Lesson learned when deploying a new Azure Classic Web Service

For anyone else that might be experiencing difficulties assigning a reserved IP-address to a Microsoft Azure Classic Web Service, here are a few tips:

Why I didn’t use deployment slots

I was running a production service at azure, and wanted a staging server where I could – yea – stage the next version before pushing it into production. Azure has something called deployment slots, which lets you deploy your site to different slots and then swap the slots whenever you’re ready to publish. Azure Classic Web Services seem to have two slots: Production and Staging.

I didn’t end up using slots though. I could not find a good way to have the two slots share the same IP-address, which was what I needed at the time.
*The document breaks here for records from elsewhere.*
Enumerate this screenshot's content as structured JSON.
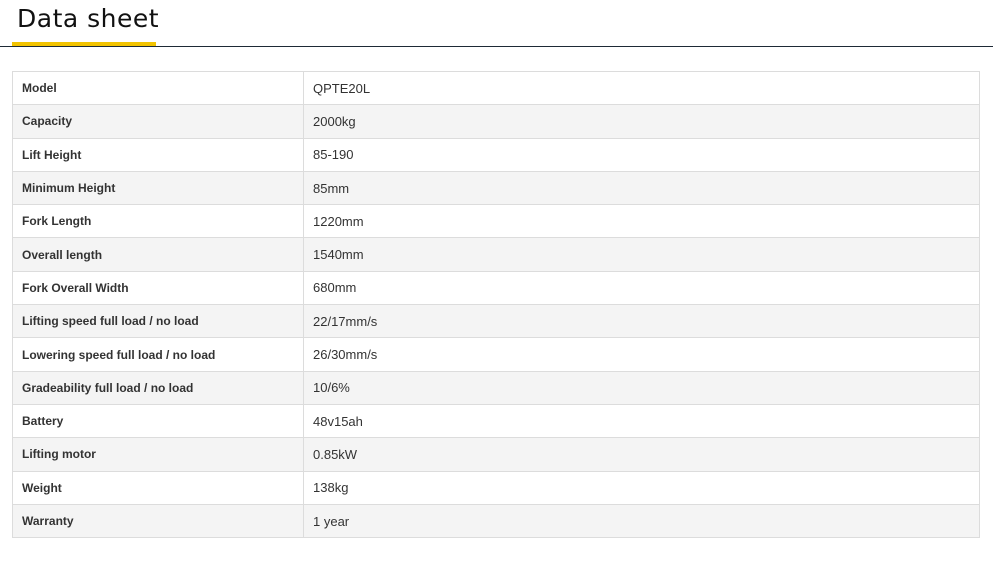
{
  "header": {
    "title": "Data sheet",
    "accent_color": "#f2c300",
    "rule_color": "#1e2a36"
  },
  "rows": [
    {
      "label": "Model",
      "value": "QPTE20L"
    },
    {
      "label": "Capacity",
      "value": "2000kg"
    },
    {
      "label": "Lift Height",
      "value": "85-190"
    },
    {
      "label": "Minimum Height",
      "value": "85mm"
    },
    {
      "label": "Fork Length",
      "value": "1220mm"
    },
    {
      "label": "Overall length",
      "value": "1540mm"
    },
    {
      "label": "Fork Overall Width",
      "value": "680mm"
    },
    {
      "label": "Lifting speed  full load / no load",
      "value": "22/17mm/s"
    },
    {
      "label": "Lowering speed  full load / no load",
      "value": "26/30mm/s"
    },
    {
      "label": "Gradeability full load / no load",
      "value": "10/6%"
    },
    {
      "label": "Battery",
      "value": "48v15ah"
    },
    {
      "label": "Lifting motor",
      "value": "0.85kW"
    },
    {
      "label": "Weight",
      "value": "138kg"
    },
    {
      "label": "Warranty",
      "value": "1 year"
    }
  ]
}
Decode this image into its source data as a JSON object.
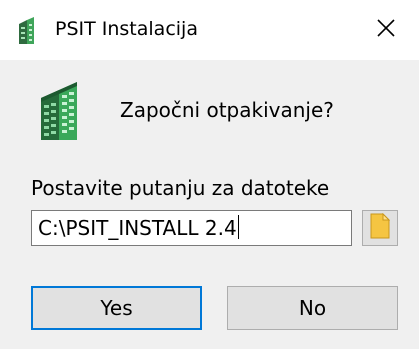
{
  "window": {
    "title": "PSIT Instalacija",
    "icon": "building-icon",
    "close_icon": "close-icon"
  },
  "dialog": {
    "prompt": "Započni otpakivanje?",
    "path_label": "Postavite putanju za datoteke",
    "path_value": "C:\\PSIT_INSTALL 2.4",
    "browse_icon": "folder-icon",
    "yes_label": "Yes",
    "no_label": "No"
  },
  "colors": {
    "window_background": "#f0f0f0",
    "titlebar_background": "#ffffff",
    "button_background": "#e1e1e1",
    "focus_border": "#0078d7",
    "building_green": "#2e8b57",
    "folder_yellow": "#f5c542"
  }
}
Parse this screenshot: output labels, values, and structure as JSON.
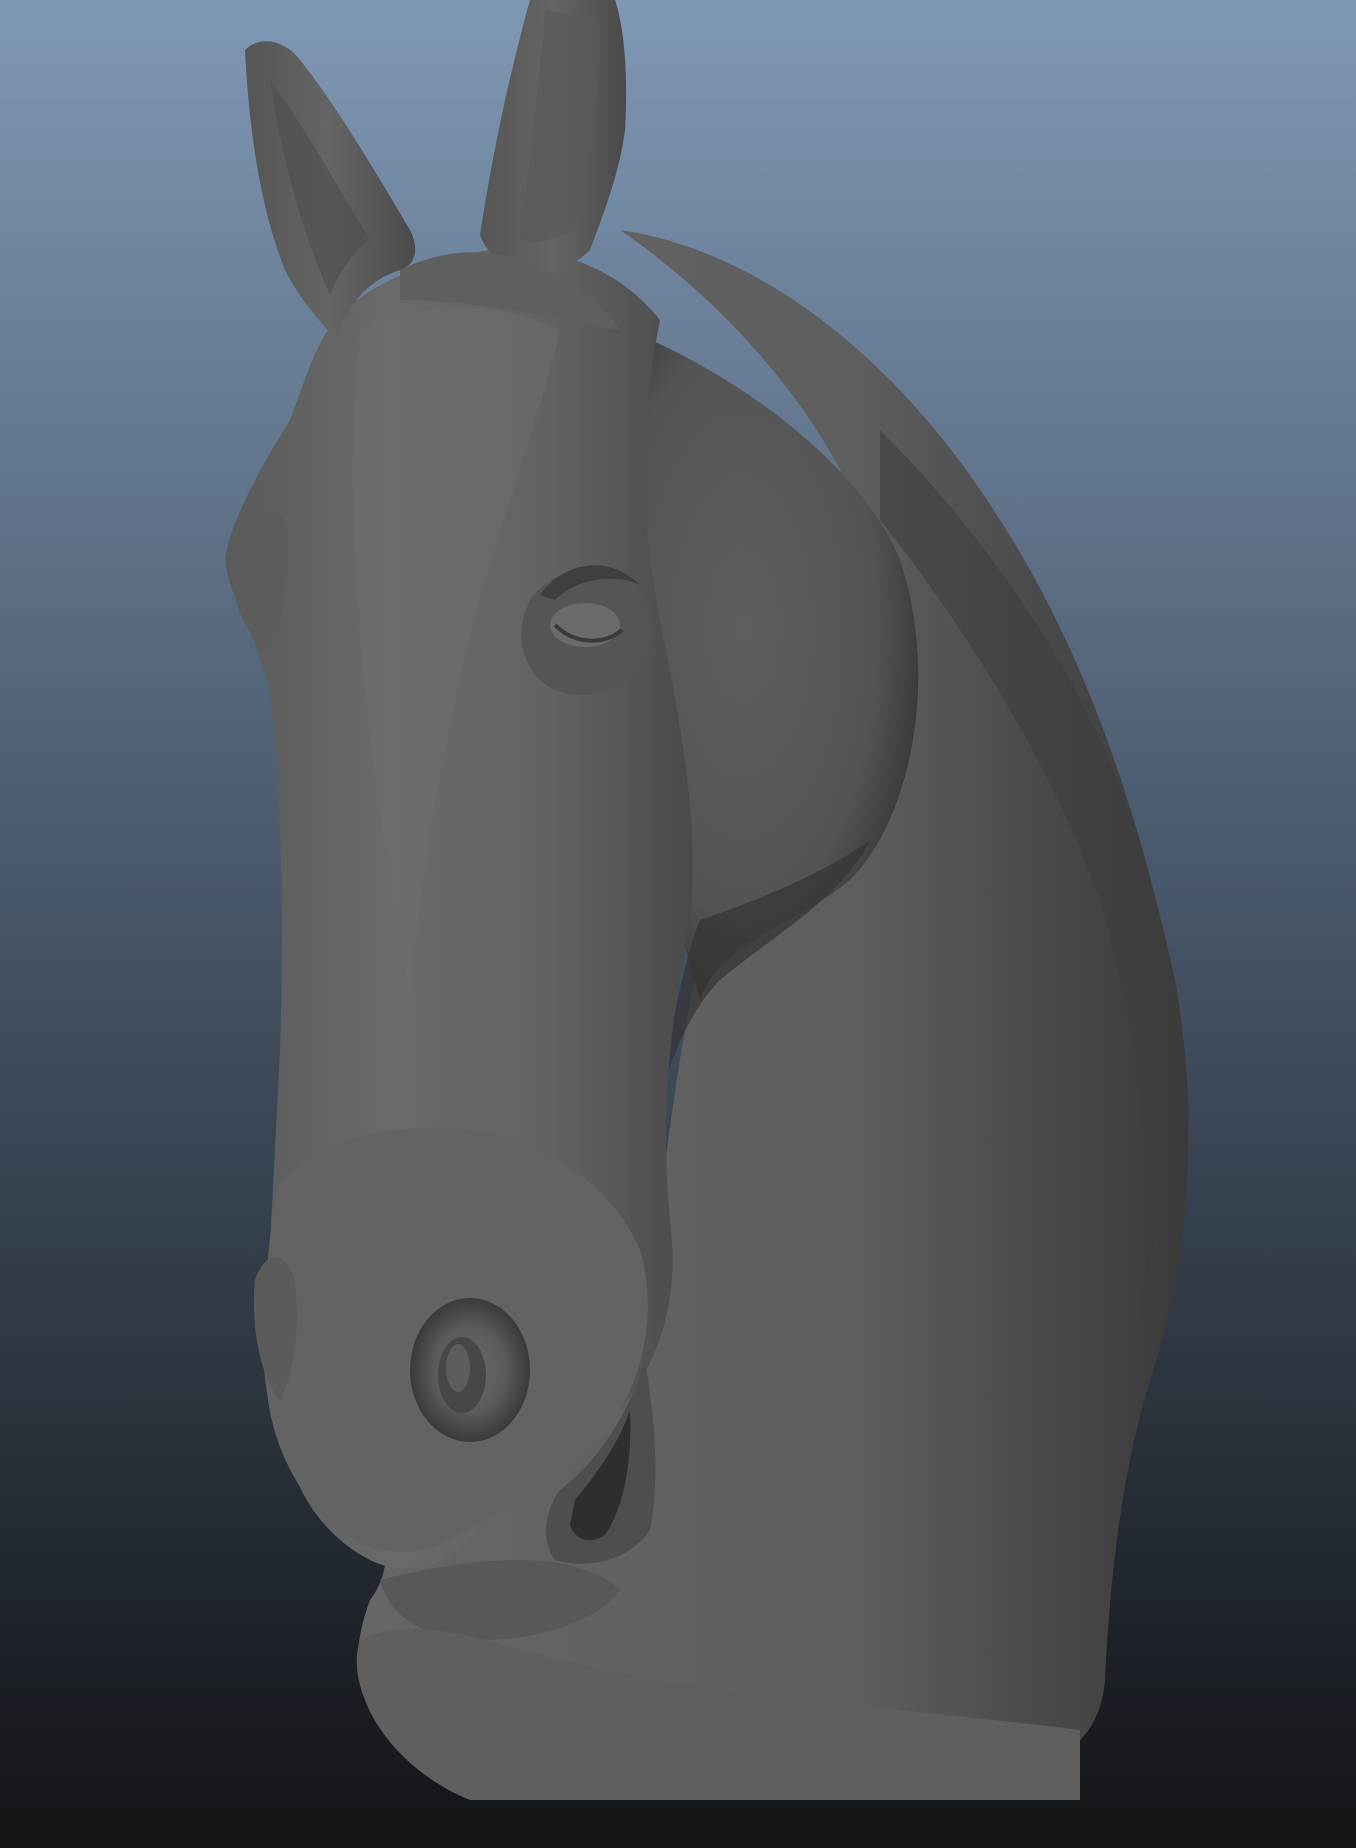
{
  "viewport": {
    "kind": "3d-viewport",
    "background": {
      "top_color": "#7f98b5",
      "mid_color": "#4b5b6e",
      "bottom_color": "#121417"
    }
  },
  "model": {
    "subject": "horse-head-sculpt",
    "shading": "smooth-grey",
    "colors": {
      "base": "#606060",
      "highlight": "#707070",
      "shadow": "#3c3c3c",
      "deep_shadow": "#2a2a2a"
    }
  }
}
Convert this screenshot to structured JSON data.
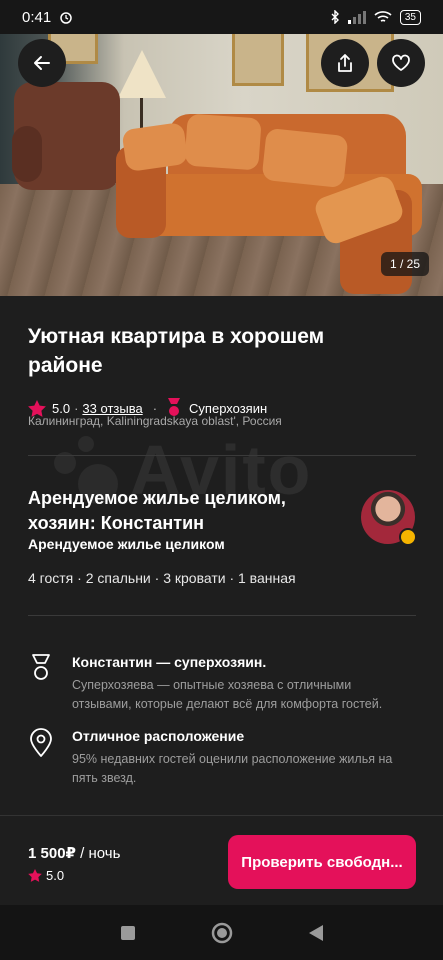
{
  "status_bar": {
    "time": "0:41",
    "battery": "35"
  },
  "gallery": {
    "counter": "1 / 25"
  },
  "listing": {
    "title": "Уютная квартира в хорошем районе",
    "rating": "5.0",
    "rating_sep": "·",
    "reviews": "33 отзыва",
    "superhost": "Суперхозяин",
    "location": "Калининград, Kaliningradskaya oblast', Россия"
  },
  "watermark": "Avito",
  "host": {
    "title": "Арендуемое жилье целиком, хозяин: Константин",
    "subtitle": "Арендуемое жилье целиком",
    "features": "4 гостя · 2 спальни · 3 кровати · 1 ванная"
  },
  "highlights": [
    {
      "title": "Константин — суперхозяин.",
      "description": "Суперхозяева — опытные хозяева с отличными отзывами, которые делают всё для комфорта гостей."
    },
    {
      "title": "Отличное расположение",
      "description": "95% недавних гостей оценили расположение жилья на пять звезд."
    }
  ],
  "booking": {
    "price": "1 500₽",
    "price_unit": " / ночь",
    "rating": "5.0",
    "cta_label": "Проверить свободн..."
  },
  "colors": {
    "accent": "#e4115a",
    "star": "#e4115a",
    "background": "#1e1e1e"
  },
  "icons": [
    "back-arrow-icon",
    "share-icon",
    "heart-icon",
    "star-icon",
    "superhost-medal-icon",
    "location-pin-icon",
    "nav-recents-icon",
    "nav-home-icon",
    "nav-back-icon"
  ]
}
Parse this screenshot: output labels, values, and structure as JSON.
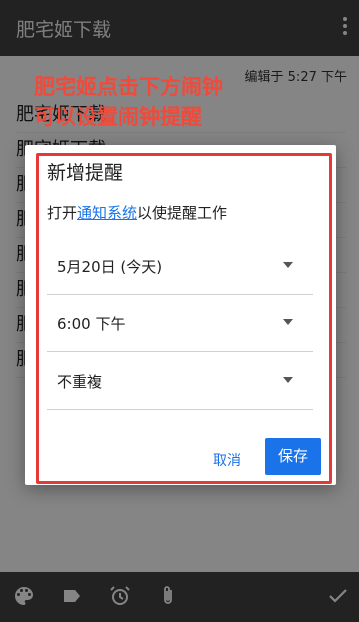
{
  "app": {
    "title": "肥宅姬下载"
  },
  "note": {
    "edited": "编辑于 5:27 下午",
    "lines": [
      "肥宅姬下载",
      "肥宅姬下载",
      "肥",
      "肥",
      "肥",
      "肥",
      "肥",
      "肥"
    ]
  },
  "annotation": {
    "line1": "肥宅姬点击下方闹钟",
    "line2": "可以设置闹钟提醒"
  },
  "dialog": {
    "title": "新增提醒",
    "desc_prefix": "打开",
    "desc_link": "通知系统",
    "desc_suffix": "以使提醒工作",
    "date": "5月20日 (今天)",
    "time": "6:00 下午",
    "repeat": "不重複",
    "cancel": "取消",
    "save": "保存"
  },
  "colors": {
    "accent": "#1a73e8",
    "annotation": "#e53935",
    "bar": "#424242"
  },
  "bottom_icons": [
    "palette-icon",
    "label-icon",
    "alarm-icon",
    "attachment-icon",
    "check-icon"
  ]
}
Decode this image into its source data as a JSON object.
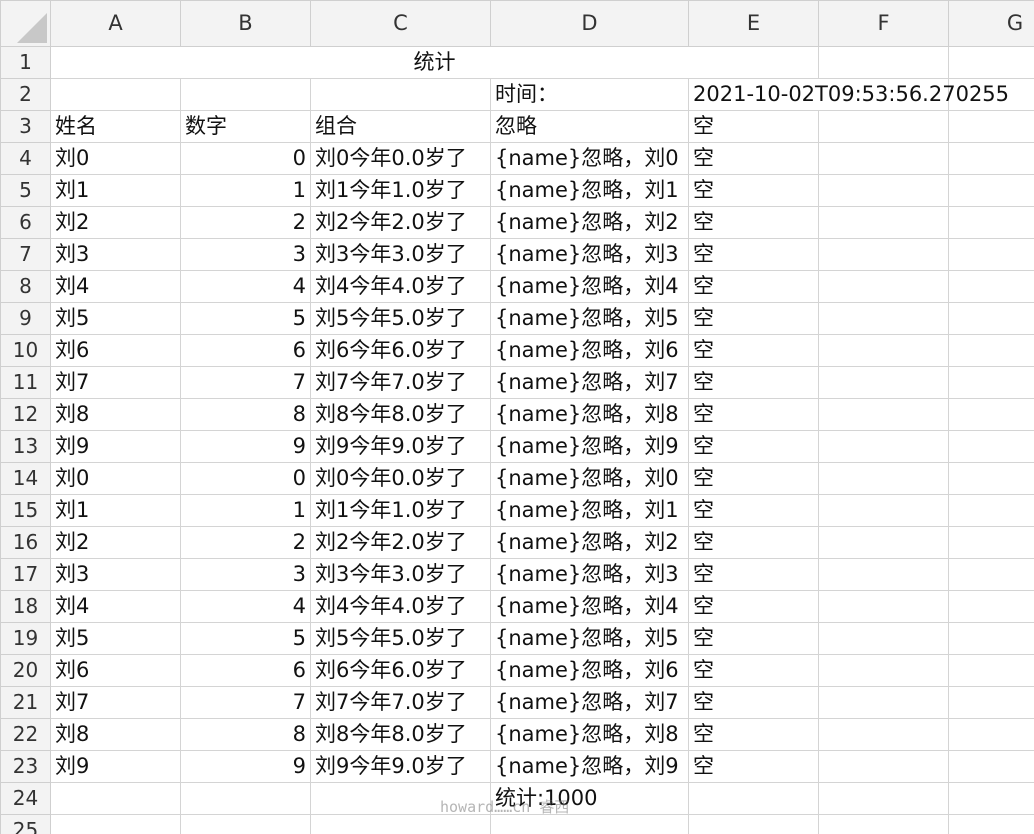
{
  "columns": [
    "A",
    "B",
    "C",
    "D",
    "E",
    "F",
    "G"
  ],
  "title": "统计",
  "time_label": "时间：",
  "time_value": "2021-10-02T09:53:56.270255",
  "headers": {
    "name": "姓名",
    "number": "数字",
    "combo": "组合",
    "ignore": "忽略",
    "empty": "空"
  },
  "rows": [
    {
      "name": "刘0",
      "number": "0",
      "combo": "刘0今年0.0岁了",
      "ignore": "{name}忽略，刘0",
      "empty": "空"
    },
    {
      "name": "刘1",
      "number": "1",
      "combo": "刘1今年1.0岁了",
      "ignore": "{name}忽略，刘1",
      "empty": "空"
    },
    {
      "name": "刘2",
      "number": "2",
      "combo": "刘2今年2.0岁了",
      "ignore": "{name}忽略，刘2",
      "empty": "空"
    },
    {
      "name": "刘3",
      "number": "3",
      "combo": "刘3今年3.0岁了",
      "ignore": "{name}忽略，刘3",
      "empty": "空"
    },
    {
      "name": "刘4",
      "number": "4",
      "combo": "刘4今年4.0岁了",
      "ignore": "{name}忽略，刘4",
      "empty": "空"
    },
    {
      "name": "刘5",
      "number": "5",
      "combo": "刘5今年5.0岁了",
      "ignore": "{name}忽略，刘5",
      "empty": "空"
    },
    {
      "name": "刘6",
      "number": "6",
      "combo": "刘6今年6.0岁了",
      "ignore": "{name}忽略，刘6",
      "empty": "空"
    },
    {
      "name": "刘7",
      "number": "7",
      "combo": "刘7今年7.0岁了",
      "ignore": "{name}忽略，刘7",
      "empty": "空"
    },
    {
      "name": "刘8",
      "number": "8",
      "combo": "刘8今年8.0岁了",
      "ignore": "{name}忽略，刘8",
      "empty": "空"
    },
    {
      "name": "刘9",
      "number": "9",
      "combo": "刘9今年9.0岁了",
      "ignore": "{name}忽略，刘9",
      "empty": "空"
    },
    {
      "name": "刘0",
      "number": "0",
      "combo": "刘0今年0.0岁了",
      "ignore": "{name}忽略，刘0",
      "empty": "空"
    },
    {
      "name": "刘1",
      "number": "1",
      "combo": "刘1今年1.0岁了",
      "ignore": "{name}忽略，刘1",
      "empty": "空"
    },
    {
      "name": "刘2",
      "number": "2",
      "combo": "刘2今年2.0岁了",
      "ignore": "{name}忽略，刘2",
      "empty": "空"
    },
    {
      "name": "刘3",
      "number": "3",
      "combo": "刘3今年3.0岁了",
      "ignore": "{name}忽略，刘3",
      "empty": "空"
    },
    {
      "name": "刘4",
      "number": "4",
      "combo": "刘4今年4.0岁了",
      "ignore": "{name}忽略，刘4",
      "empty": "空"
    },
    {
      "name": "刘5",
      "number": "5",
      "combo": "刘5今年5.0岁了",
      "ignore": "{name}忽略，刘5",
      "empty": "空"
    },
    {
      "name": "刘6",
      "number": "6",
      "combo": "刘6今年6.0岁了",
      "ignore": "{name}忽略，刘6",
      "empty": "空"
    },
    {
      "name": "刘7",
      "number": "7",
      "combo": "刘7今年7.0岁了",
      "ignore": "{name}忽略，刘7",
      "empty": "空"
    },
    {
      "name": "刘8",
      "number": "8",
      "combo": "刘8今年8.0岁了",
      "ignore": "{name}忽略，刘8",
      "empty": "空"
    },
    {
      "name": "刘9",
      "number": "9",
      "combo": "刘9今年9.0岁了",
      "ignore": "{name}忽略，刘9",
      "empty": "空"
    }
  ],
  "summary": "统计:1000",
  "watermark": "howard……cn 睿西",
  "row_numbers": [
    "1",
    "2",
    "3",
    "4",
    "5",
    "6",
    "7",
    "8",
    "9",
    "10",
    "11",
    "12",
    "13",
    "14",
    "15",
    "16",
    "17",
    "18",
    "19",
    "20",
    "21",
    "22",
    "23",
    "24",
    "25"
  ]
}
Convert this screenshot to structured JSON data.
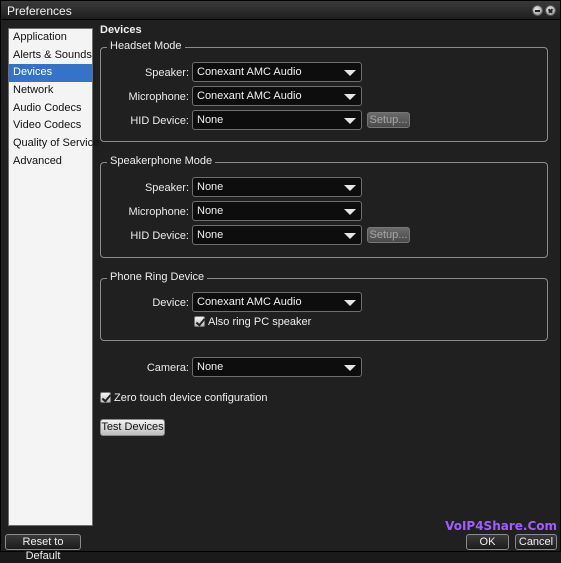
{
  "window": {
    "title": "Preferences"
  },
  "sidebar": {
    "items": [
      {
        "label": "Application"
      },
      {
        "label": "Alerts & Sounds"
      },
      {
        "label": "Devices"
      },
      {
        "label": "Network"
      },
      {
        "label": "Audio Codecs"
      },
      {
        "label": "Video Codecs"
      },
      {
        "label": "Quality of Service"
      },
      {
        "label": "Advanced"
      }
    ],
    "selected": "Devices"
  },
  "content": {
    "title": "Devices",
    "headset": {
      "legend": "Headset Mode",
      "speaker_label": "Speaker:",
      "speaker_value": "Conexant AMC Audio",
      "microphone_label": "Microphone:",
      "microphone_value": "Conexant AMC Audio",
      "hid_label": "HID Device:",
      "hid_value": "None",
      "setup_label": "Setup..."
    },
    "speakerphone": {
      "legend": "Speakerphone Mode",
      "speaker_label": "Speaker:",
      "speaker_value": "None",
      "microphone_label": "Microphone:",
      "microphone_value": "None",
      "hid_label": "HID Device:",
      "hid_value": "None",
      "setup_label": "Setup..."
    },
    "ring": {
      "legend": "Phone Ring Device",
      "device_label": "Device:",
      "device_value": "Conexant AMC Audio",
      "also_ring_label": "Also ring PC speaker",
      "also_ring_checked": true
    },
    "camera_label": "Camera:",
    "camera_value": "None",
    "zero_touch_label": "Zero touch device configuration",
    "zero_touch_checked": true,
    "test_devices_label": "Test Devices"
  },
  "footer": {
    "reset_label": "Reset to Default",
    "ok_label": "OK",
    "cancel_label": "Cancel"
  },
  "watermark": "VoIP4Share.Com"
}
Why would I need a reserved IP-address?

If you just publish an Azure Service, you’ll get a public IP-address for sure, but you will not be guaranteed ownership forever. To mitigate the risk of losing your IP-address, you can create a reserved IP-address and assign it to the service. Here comes the recipe:

(You can administer Azure from the web portal or via PowerShell, the latter being full fledged. In this case, however, I was able to do what I needed through the web portal)

1. Publish your site without a reserved IP-address

Initially I tried creating an IP-address first – and then assigning it to my service. This didn’t work. The error message was:

Error: The Reserved IP TheNameOfYourReservedIpAddress does not exist. Http Status Code: BadRequest

I think the reason was that I had assigned the IP-address to a custom resource group. When I later converted an existing IP-address to a reserved one, I noticed the resource group had been set to “Default Networking”. Maybe my first attempt would have worked, had I assigned the new IP to that resource group.

Anyway, I ended up first publishing the site – and thus getting a non-reserved IP-address.

2. Convert the IP-address to a reserved IP-address

Using the PowerShell Command Line, I converted the IP-address of my service to a reserved IP address thus:

New-AzureReservedIP –ReservedIPName TheNameOfYourReservedIpAddress –Location "West Europe" -ServiceName NameOfYourService

If you haven’t used PowerShell for Azure before, don’t panick. I’d never used it before either. Just watch the first few minutes of this introduction, and you’ll be up and running in no time.

3. Edit your ServiceConfiguration-file (.cscfg)

After this, I edited the <ServiceConfiguration> node of my ServiceConfiguration file and added the following chunk:

<ReservedIP name="TheNameOfYourReservedIpAddress" />

4. Republish

When you now republish, the site will use the reserved IP-address.

Wrap up

Did this help you? Great! Did it lead you astray? Not so great! If there are mistakes in the text, please tell me, so I can correct and perhaps help others 🙂